She stood at the Gate as the boarding started. She looked into his eyes for the first time that day. They looked hollow and sad, very, very sad, like there was no life in them. She immediately hugged him, tight. He did not hug her back. He simply stood there, as if he was electrocuted. After a few seconds, he moved his right hand forward, as if to wrap his arm around her, but instead, put a small bag in her left hand.

 She was angry that he wouldn’t even hug her back. She knew he hated PDAs. But for god-sake, this was probably the last time she was going to see him. She clutched the small bag he put in her hand tightly and walked into the gate before turning back and waving a goodbye to him. He stood there like a rock.

She sat in her seat and hastily opened the bag. It was a magnet. It said, ‘Someone who loves me very much went to New York and got me this magnet.’ She started to sob uncontrollably and kissed the magnet.


It had been seven years. Over the first three years after the break up, she had dated two guys. Both the guys had been great, but she somehow never felt as passionate about them as she had felt about him. It wasn’t them. It was her. It took her two years of wasteful dating and another additional year to realize that she will never feel the same about anyone else in her life. And that she was still in love with him. She was in love only with him. For her, it wasn’t about moving on, she just didn’t want to be with anybody else. It took her a really long time realize that when she broke up with him, that day, in this very airport, a part of her had broken too. So broken that it rendered her heart impossible to be crazily in love with another person. But when that realization had hit her, it had been too late. She learnt that he had moved on.

She missed him, terribly. It hurt her because she couldn’t go back to him. She missed his expressionless face, his wide palms with really long fingers, the smell of his silky hair and his large, deep eyes that always looked like they wanted to say something to her but never did. She missed the way he….

She shook herself to reality. She washed down the painful knot in her throat with a large gulp of coffee, wiped her moist eyes and looked into her handbag. She didn’t have to look keenly or for a long time to find it, the magnet. She took it out, caressed it fondly and planted a kiss on it. Whether he still lived in New York, she did not know. Whether he still loved her, very much, she had never had the courage to find out.

She then suddenly became aware of her surroundings because she thought she heard her name being called out at Starbucks counter where you collect your drinks. That’s odd, she thought. Nobody has her name. It was such an odd name, Siriya. Like her parents wanted to name her after a country and misspelled her name instead. She liked being called Siri until the stupid iPhones stole that joy too. She now preferred Siriya. So when she heard the lady at the counter scream, Siriya – Hot Chocolate and Pat – One Tall Americano, she was curious to see the co-owner of her name.

She watched in awe as a little girl, clearly at least 5 years old, ran forward and picked up both the glasses and walk towards the sugar counter right next to her table.

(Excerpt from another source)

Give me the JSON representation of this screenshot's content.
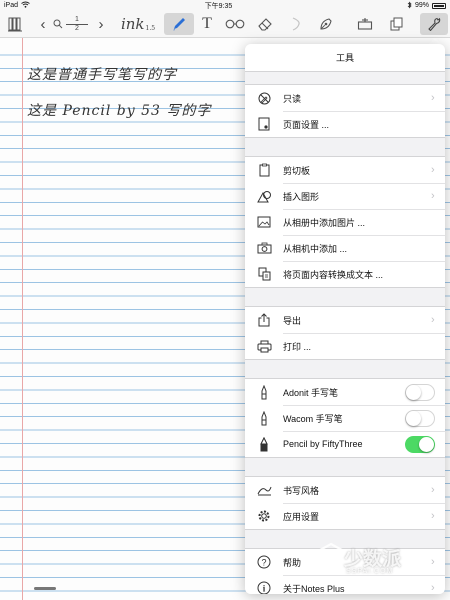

‘Daddy, one half spoon of raw sugar, stir until it completely dissolves, while it’s hot, right?’ she screamed loudly.

‘Yes, darling. Now hurry up or else we will miss the flight.’ she heard a familiar deep voice. The one that she frequently heard in her dreams every now and then.

She turned and looked at him. He stood tall and had a plain face. He was busy looking at his tickets. The little girl ran up to him proud of her coffee achievement, he took the coffee from her into his left hand, held her with his right and walked hurriedly towards the escalator.